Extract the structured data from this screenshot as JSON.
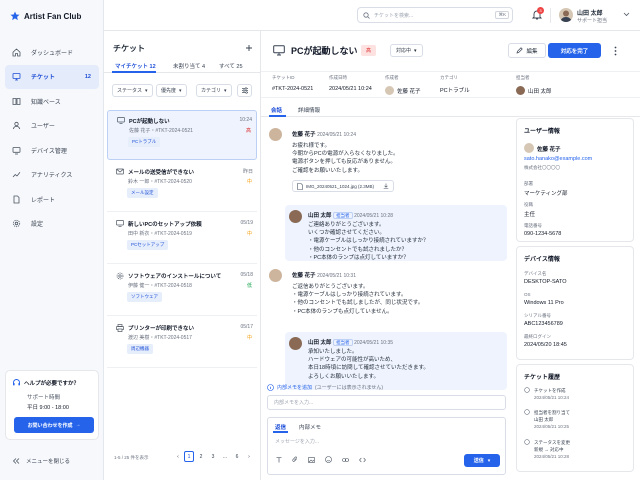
{
  "brand": {
    "name": "Artist Fan Club"
  },
  "nav": {
    "items": [
      {
        "label": "ダッシュボード",
        "icon": "home-icon"
      },
      {
        "label": "チケット",
        "icon": "ticket-icon",
        "count": "12",
        "active": true
      },
      {
        "label": "知識ベース",
        "icon": "book-icon"
      },
      {
        "label": "ユーザー",
        "icon": "user-icon"
      },
      {
        "label": "デバイス管理",
        "icon": "monitor-icon"
      },
      {
        "label": "アナリティクス",
        "icon": "analytics-icon"
      },
      {
        "label": "レポート",
        "icon": "report-icon"
      },
      {
        "label": "設定",
        "icon": "gear-icon"
      }
    ]
  },
  "help": {
    "title": "ヘルプが必要ですか？",
    "support_label": "サポート時間",
    "hours": "平日 9:00 - 18:00",
    "button": "お問い合わせを作成"
  },
  "sidebar_footer": {
    "collapse": "メニューを閉じる"
  },
  "topbar": {
    "search_placeholder": "チケットを検索...",
    "shortcut": "⌘K",
    "notifications": "3",
    "user_name": "山田 太郎",
    "user_role": "サポート担当"
  },
  "ticket_list": {
    "title": "チケット",
    "tabs": [
      "マイチケット 12",
      "未割り当て 4",
      "すべて 25"
    ],
    "filters": [
      "ステータス",
      "優先度",
      "カテゴリ"
    ],
    "items": [
      {
        "title": "PCが起動しない",
        "date": "10:24",
        "meta": "佐藤 花子・#TKT-2024-0521",
        "tag": "PCトラブル",
        "priority": "高",
        "priority_color": "#dc2626"
      },
      {
        "title": "メールの送受信ができない",
        "date": "昨日",
        "meta": "鈴木 一郎・#TKT-2024-0520",
        "tag": "メール設定",
        "priority": "中",
        "priority_color": "#f59e0b"
      },
      {
        "title": "新しいPCのセットアップ依頼",
        "date": "05/19",
        "meta": "田中 新衣・#TKT-2024-0519",
        "tag": "PCセットアップ",
        "priority": "中",
        "priority_color": "#f59e0b"
      },
      {
        "title": "ソフトウェアのインストールについて",
        "date": "05/18",
        "meta": "伊藤 健一・#TKT-2024-0518",
        "tag": "ソフトウェア",
        "priority": "低",
        "priority_color": "#16a34a"
      },
      {
        "title": "プリンターが印刷できない",
        "date": "05/17",
        "meta": "渡辺 美樹・#TKT-2024-0517",
        "tag": "周辺機器",
        "priority": "中",
        "priority_color": "#f59e0b"
      }
    ],
    "pagination": {
      "info": "1-5 / 25 件を表示",
      "pages": [
        "1",
        "2",
        "3",
        "...",
        "6"
      ]
    }
  },
  "ticket": {
    "title": "PCが起動しない",
    "priority": "高",
    "status": "対応中",
    "edit": "編集",
    "complete": "対応を完了",
    "meta": [
      {
        "label": "チケットID",
        "value": "#TKT-2024-0521"
      },
      {
        "label": "作成日時",
        "value": "2024/05/21 10:24"
      },
      {
        "label": "作成者",
        "value": "佐藤 花子"
      },
      {
        "label": "カテゴリ",
        "value": "PCトラブル"
      },
      {
        "label": "担当者",
        "value": "山田 太郎"
      }
    ],
    "tabs": [
      "会話",
      "詳細情報"
    ]
  },
  "conversation": {
    "messages": [
      {
        "name": "佐藤 花子",
        "date": "2024/05/21 10:24",
        "lines": [
          "お疲れ様です。",
          "今朝からPCの電源が入らなくなりました。",
          "電源ボタンを押しても反応がありません。",
          "ご確認をお願いいたします。"
        ],
        "attachment": "IMG_20240521_1024.jpg (2.3MB)"
      },
      {
        "name": "山田 太郎",
        "tag": "担当者",
        "date": "2024/05/21 10:28",
        "lines": [
          "ご連絡ありがとうございます。",
          "いくつか確認させてください。",
          "・電源ケーブルはしっかり接続されていますか？",
          "・他のコンセントでも試されましたか？",
          "・PC本体のランプは点灯していますか？"
        ]
      },
      {
        "name": "佐藤 花子",
        "date": "2024/05/21 10:31",
        "lines": [
          "ご返信ありがとうございます。",
          "・電源ケーブルはしっかり接続されています。",
          "・他のコンセントでも試しましたが、同じ状況です。",
          "・PC本体のランプも点灯していません。"
        ]
      },
      {
        "name": "山田 太郎",
        "tag": "担当者",
        "date": "2024/05/21 10:35",
        "lines": [
          "承知いたしました。",
          "ハードウェアの可能性が高いため、",
          "本日18時頃に訪問して確認させていただきます。",
          "よろしくお願いいたします。"
        ]
      }
    ],
    "note_hint": "内部メモを追加",
    "note_hint_sub": "(ユーザーには表示されません)",
    "note_placeholder": "内部メモを入力...",
    "reply_tabs": [
      "返信",
      "内部メモ"
    ],
    "reply_placeholder": "メッセージを入力...",
    "send": "送信"
  },
  "user_info": {
    "title": "ユーザー情報",
    "name": "佐藤 花子",
    "email": "sato.hanako@example.com",
    "company": "株式会社〇〇〇〇",
    "dept_label": "部署",
    "dept": "マーケティング部",
    "role_label": "役職",
    "role": "主任",
    "phone_label": "電話番号",
    "phone": "090-1234-5678"
  },
  "device_info": {
    "title": "デバイス情報",
    "name_label": "デバイス名",
    "name": "DESKTOP-SATO",
    "os_label": "OS",
    "os": "Windows 11 Pro",
    "serial_label": "シリアル番号",
    "serial": "ABC123456789",
    "last_label": "最終ログイン",
    "last": "2024/05/20 18:45"
  },
  "history": {
    "title": "チケット履歴",
    "events": [
      {
        "label": "チケットを作成",
        "date": "2024/05/21 10:24"
      },
      {
        "label": "担当者を割り当て",
        "value": "山田 太郎",
        "date": "2024/05/21 10:25"
      },
      {
        "label": "ステータスを変更",
        "value": "新規 → 対応中",
        "date": "2024/05/21 10:28"
      }
    ]
  },
  "colors": {
    "accent": "#2563eb",
    "priority_high": "#dc2626"
  }
}
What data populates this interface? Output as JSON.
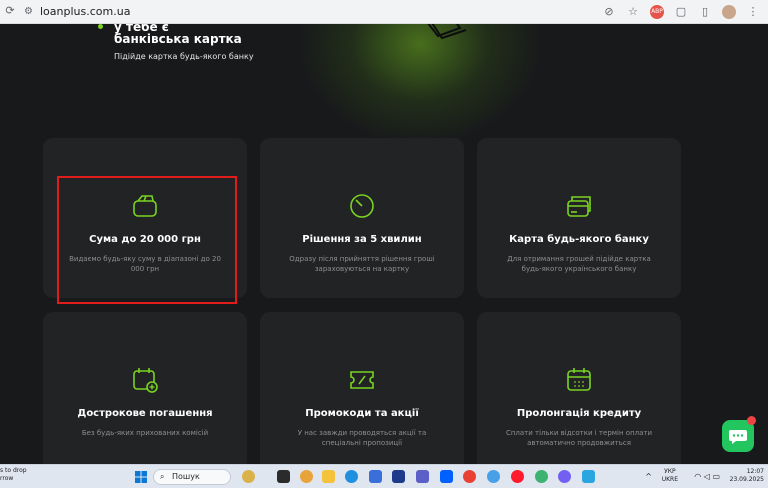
{
  "browser": {
    "url": "loanplus.com.ua"
  },
  "hero": {
    "prev_title": "у тебе є",
    "title": "банківська картка",
    "subtitle": "Підійде картка будь-якого банку"
  },
  "features": [
    {
      "title": "Сума до 20 000 грн",
      "desc": "Видаємо будь-яку суму в діапазоні до 20 000 грн",
      "icon": "wallet-icon"
    },
    {
      "title": "Рішення за 5 хвилин",
      "desc": "Одразу після прийняття рішення гроші зараховуються на картку",
      "icon": "timer-icon"
    },
    {
      "title": "Карта будь-якого банку",
      "desc": "Для отримання грошей підійде картка будь-якого українського банку",
      "icon": "bank-cards-icon"
    },
    {
      "title": "Дострокове погашення",
      "desc": "Без будь-яких прихованих комісій",
      "icon": "calendar-plus-icon"
    },
    {
      "title": "Промокоди та акції",
      "desc": "У нас завжди проводяться акції та спеціальні пропозиції",
      "icon": "ticket-icon"
    },
    {
      "title": "Пролонгація кредиту",
      "desc": "Сплати тільки відсотки і термін оплати автоматично продовжиться",
      "icon": "calendar-icon"
    }
  ],
  "taskbar": {
    "left_line1": "s to drop",
    "left_line2": "rrow",
    "search_placeholder": "Пошук",
    "lang_line1": "УКР",
    "lang_line2": "UKRE",
    "time": "12:07",
    "date": "23.09.2025"
  },
  "colors": {
    "accent": "#7bd321",
    "card_bg": "#222325",
    "page_bg": "#18191b",
    "highlight": "#e21b1b",
    "chat": "#22c55e"
  }
}
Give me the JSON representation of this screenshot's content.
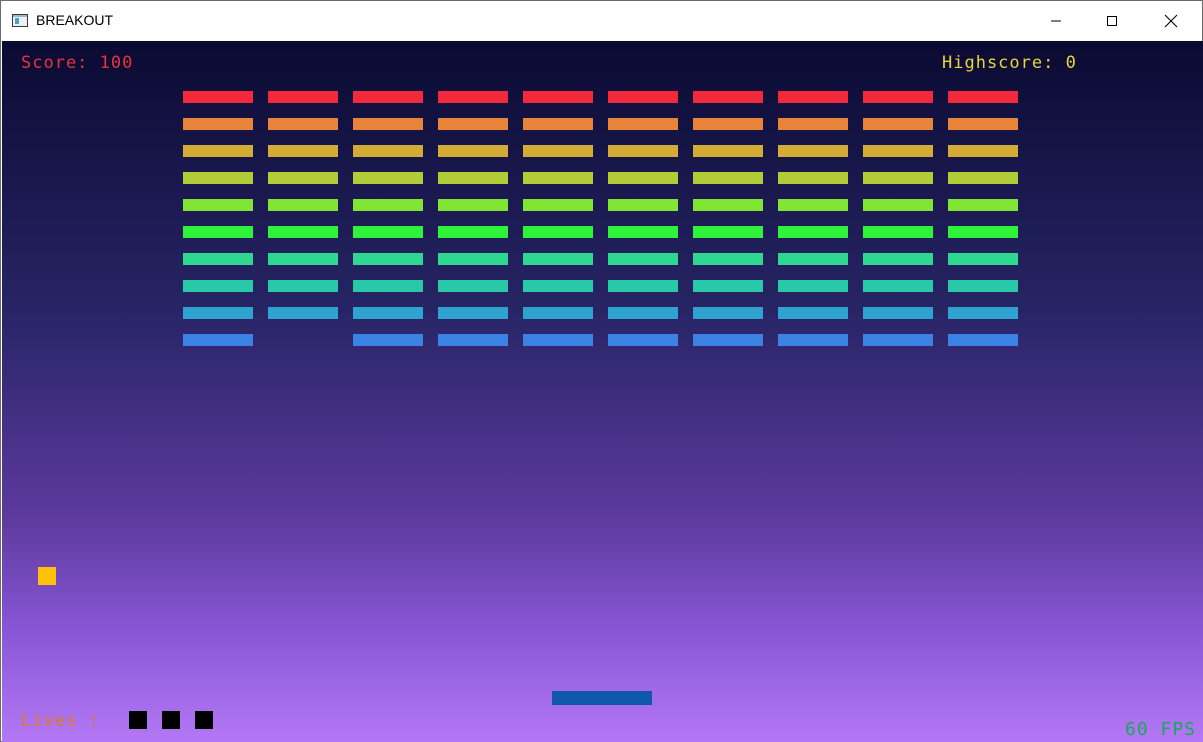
{
  "window": {
    "title": "BREAKOUT"
  },
  "hud": {
    "score": "Score: 100",
    "highscore": "Highscore: 0",
    "lives_label": "Lives :",
    "lives_count": 3,
    "fps": "60 FPS"
  },
  "bricks": {
    "columns": 10,
    "row_colors": [
      "#f2293b",
      "#e8843a",
      "#d4ac35",
      "#b2cc37",
      "#80e633",
      "#2ff23a",
      "#2fd890",
      "#29c8a8",
      "#2ea3cf",
      "#3a82e3"
    ],
    "missing": [
      [
        9,
        1
      ]
    ]
  },
  "colors": {
    "paddle": "#0d58a8",
    "ball": "#ffc107"
  }
}
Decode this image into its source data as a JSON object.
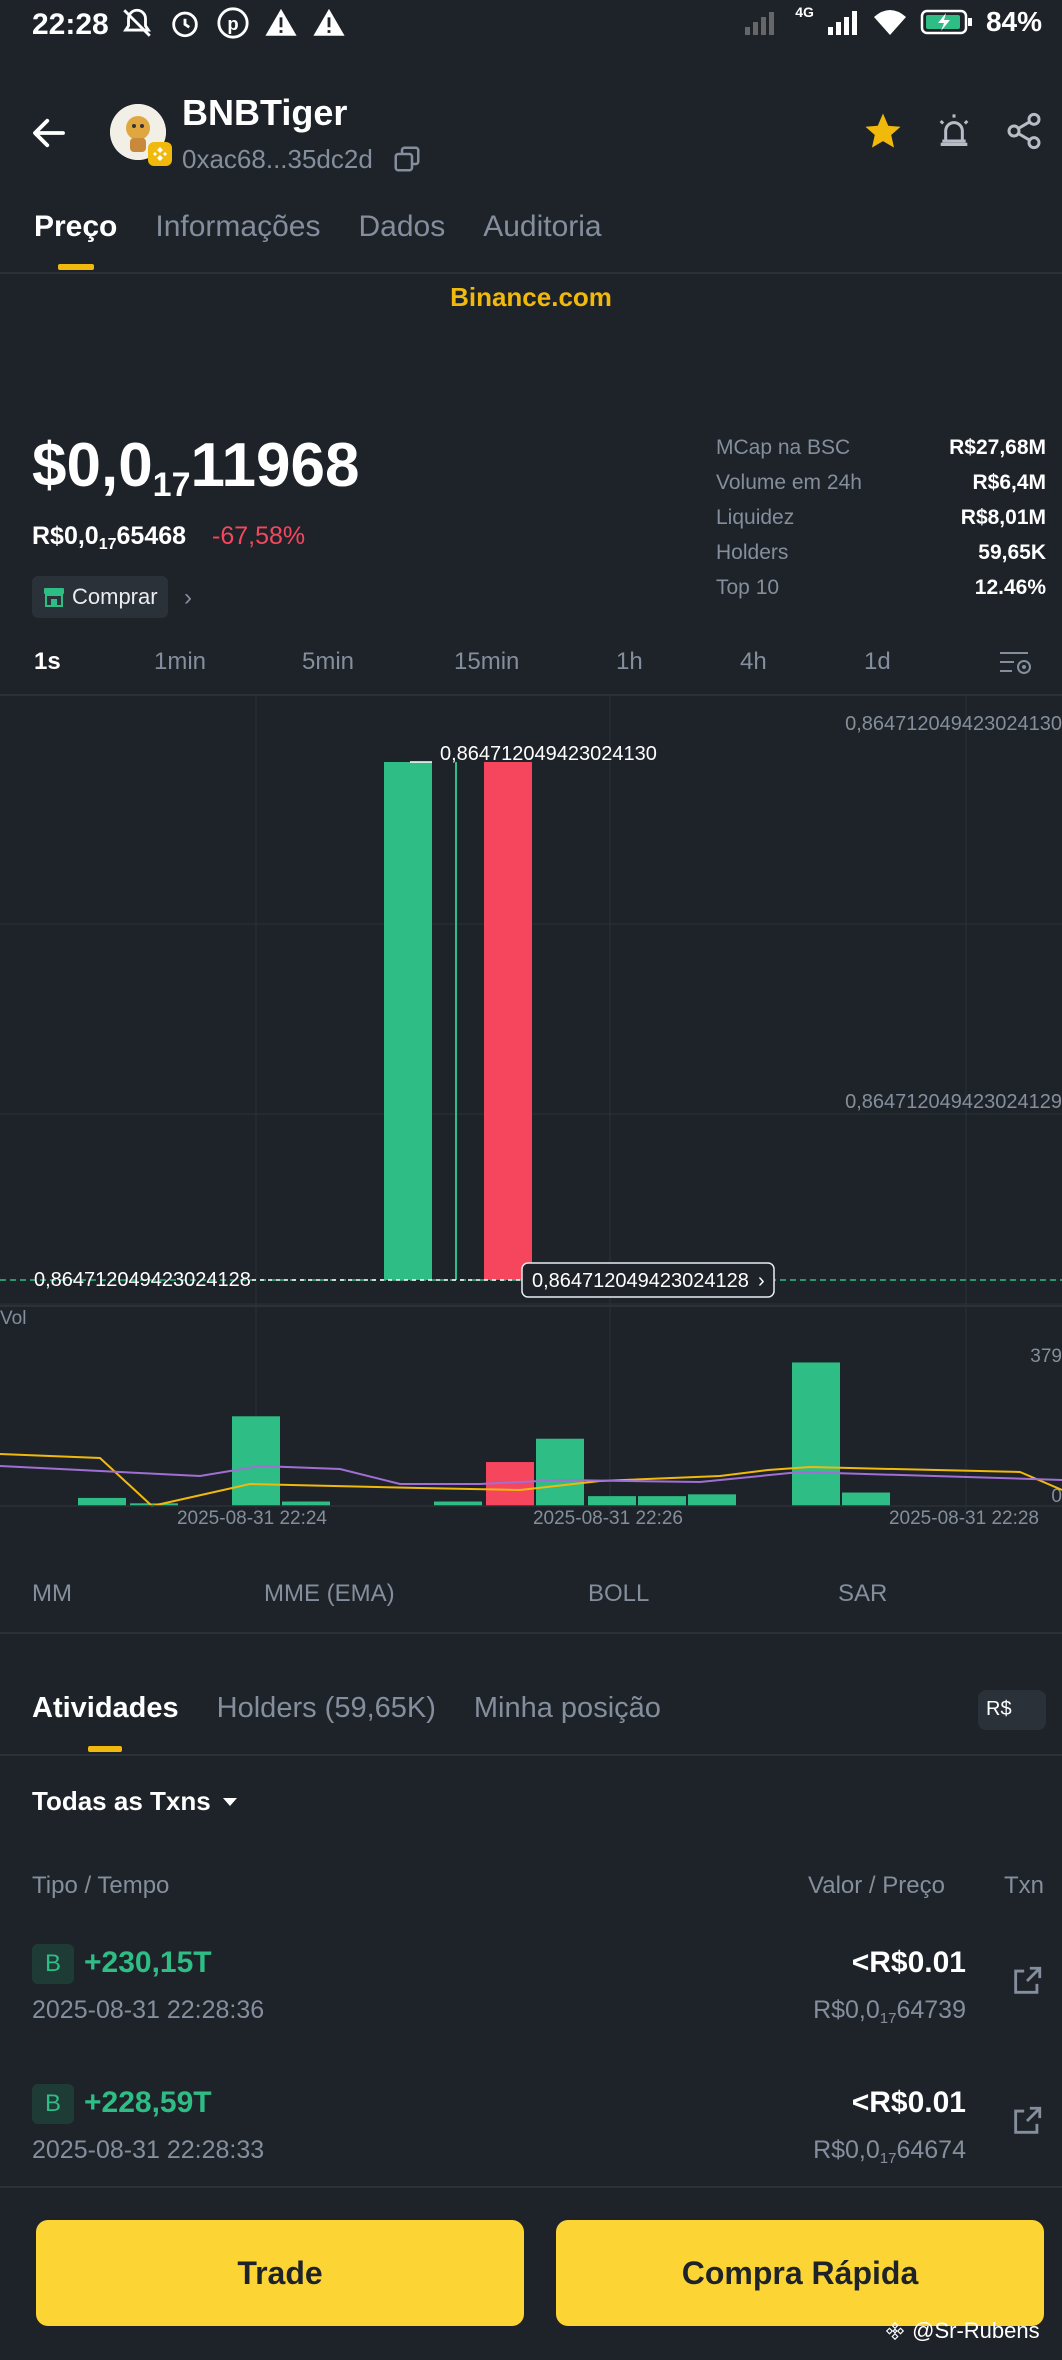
{
  "status_bar": {
    "time": "22:28",
    "network": "4G",
    "battery": "84%"
  },
  "header": {
    "token_name": "BNBTiger",
    "address": "0xac68...35dc2d"
  },
  "tabs": [
    "Preço",
    "Informações",
    "Dados",
    "Auditoria"
  ],
  "banner": "Binance.com",
  "price": {
    "usd_prefix": "$0,0",
    "usd_sub": "17",
    "usd_digits": "11968",
    "brl_prefix": "R$0,0",
    "brl_sub": "17",
    "brl_digits": "65468",
    "change": "-67,58%",
    "buy_label": "Comprar"
  },
  "stats": [
    {
      "k": "MCap na BSC",
      "v": "R$27,68M"
    },
    {
      "k": "Volume em 24h",
      "v": "R$6,4M"
    },
    {
      "k": "Liquidez",
      "v": "R$8,01M"
    },
    {
      "k": "Holders",
      "v": "59,65K"
    },
    {
      "k": "Top 10",
      "v": "12.46%"
    }
  ],
  "intervals": [
    "1s",
    "1min",
    "5min",
    "15min",
    "1h",
    "4h",
    "1d"
  ],
  "chart_data": {
    "type": "candlestick",
    "y_labels": [
      "0,864712049423024130",
      "0,864712049423024129",
      "0,864712049423024128"
    ],
    "high_label": "0,864712049423024130",
    "low_label": "0,864712049423024128",
    "current_label": "0,864712049423024128",
    "x_labels": [
      "2025-08-31 22:24",
      "2025-08-31 22:26",
      "2025-08-31 22:28"
    ],
    "volume_label": "Vol",
    "volume_axis": [
      "379",
      "0"
    ],
    "candles": [
      {
        "open": 0.8647120494230242,
        "close": 0.8647120494230242,
        "dir": "up"
      },
      {
        "open": 0.8647120494230242,
        "close": 0.8647120494230242,
        "dir": "up",
        "thin": true
      },
      {
        "open": 0.8647120494230242,
        "close": 0.8647120494230242,
        "dir": "down"
      }
    ],
    "volumes": [
      {
        "v": 18,
        "dir": "up"
      },
      {
        "v": 6,
        "dir": "up"
      },
      {
        "v": 200,
        "dir": "up"
      },
      {
        "v": 10,
        "dir": "up"
      },
      {
        "v": 10,
        "dir": "up"
      },
      {
        "v": 98,
        "dir": "down"
      },
      {
        "v": 150,
        "dir": "up"
      },
      {
        "v": 22,
        "dir": "up"
      },
      {
        "v": 22,
        "dir": "up"
      },
      {
        "v": 26,
        "dir": "up"
      },
      {
        "v": 320,
        "dir": "up"
      },
      {
        "v": 30,
        "dir": "up"
      }
    ]
  },
  "indicators": [
    "MM",
    "MME (EMA)",
    "BOLL",
    "SAR"
  ],
  "activity_tabs": [
    "Atividades",
    "Holders (59,65K)",
    "Minha posição"
  ],
  "currency": "R$",
  "filter": "Todas as Txns",
  "columns": {
    "left": "Tipo / Tempo",
    "right": "Valor / Preço",
    "txn": "Txn"
  },
  "transactions": [
    {
      "type": "B",
      "amount": "+230,15T",
      "time": "2025-08-31 22:28:36",
      "value": "<R$0.01",
      "price_prefix": "R$0,0",
      "price_sub": "17",
      "price_digits": "64739"
    },
    {
      "type": "B",
      "amount": "+228,59T",
      "time": "2025-08-31 22:28:33",
      "value": "<R$0.01",
      "price_prefix": "R$0,0",
      "price_sub": "17",
      "price_digits": "64674"
    }
  ],
  "buttons": {
    "trade": "Trade",
    "quick": "Compra Rápida"
  },
  "watermark": "@Sr-Rubens"
}
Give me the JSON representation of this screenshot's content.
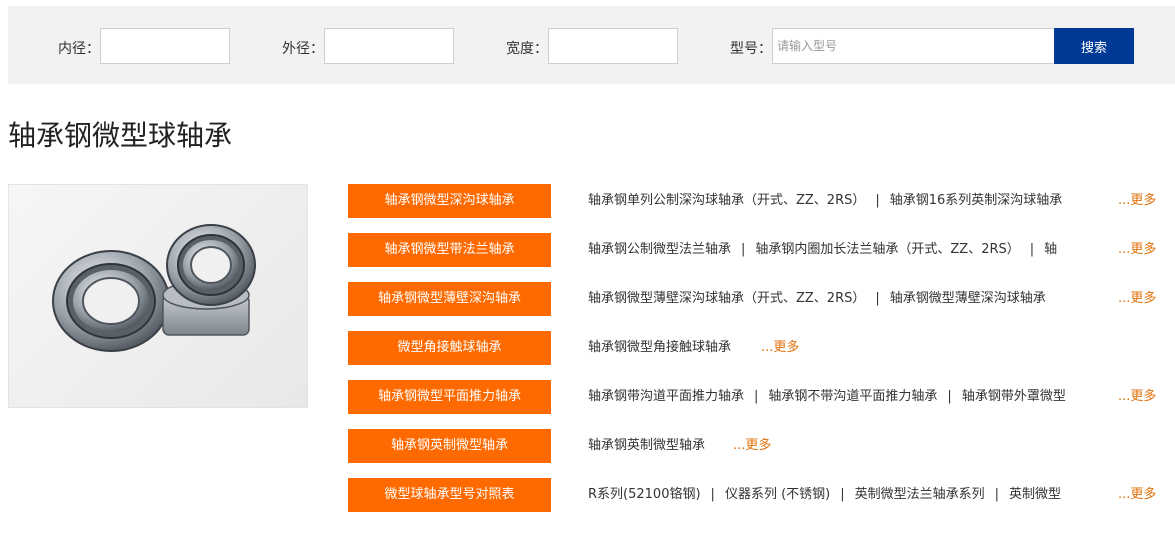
{
  "search": {
    "inner_label": "内径：",
    "inner_value": "",
    "outer_label": "外径：",
    "outer_value": "",
    "width_label": "宽度：",
    "width_value": "",
    "model_label": "型号：",
    "model_placeholder": "请输入型号",
    "model_value": "",
    "button_label": "搜索"
  },
  "page_title": "轴承钢微型球轴承",
  "product_image": {
    "icon": "bearing-photo"
  },
  "categories": [
    {
      "title": "轴承钢微型深沟球轴承",
      "links": [
        "轴承钢单列公制深沟球轴承（开式、ZZ、2RS）",
        "轴承钢16系列英制深沟球轴承"
      ],
      "more": "...更多"
    },
    {
      "title": "轴承钢微型带法兰轴承",
      "links": [
        "轴承钢公制微型法兰轴承",
        "轴承钢内圈加长法兰轴承（开式、ZZ、2RS）",
        "轴"
      ],
      "more": "...更多"
    },
    {
      "title": "轴承钢微型薄壁深沟轴承",
      "links": [
        "轴承钢微型薄壁深沟球轴承（开式、ZZ、2RS）",
        "轴承钢微型薄壁深沟球轴承"
      ],
      "more": "...更多"
    },
    {
      "title": "微型角接触球轴承",
      "links": [
        "轴承钢微型角接触球轴承"
      ],
      "more": "...更多"
    },
    {
      "title": "轴承钢微型平面推力轴承",
      "links": [
        "轴承钢带沟道平面推力轴承",
        "轴承钢不带沟道平面推力轴承",
        "轴承钢带外罩微型"
      ],
      "more": "...更多"
    },
    {
      "title": "轴承钢英制微型轴承",
      "links": [
        "轴承钢英制微型轴承"
      ],
      "more": "...更多"
    },
    {
      "title": "微型球轴承型号对照表",
      "links": [
        "R系列(52100铬钢)",
        "仪器系列 (不锈钢)",
        "英制微型法兰轴承系列",
        "英制微型"
      ],
      "more": "...更多"
    }
  ]
}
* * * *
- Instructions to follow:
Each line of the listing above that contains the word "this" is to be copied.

- Result:
Extract the structured data from this screenshot as JSON.
What data populates this interface? Output as JSON.
Give me the JSON representation of this screenshot's content.
Decode this image into its source data as a JSON object.
Give me the JSON representation of this screenshot's content.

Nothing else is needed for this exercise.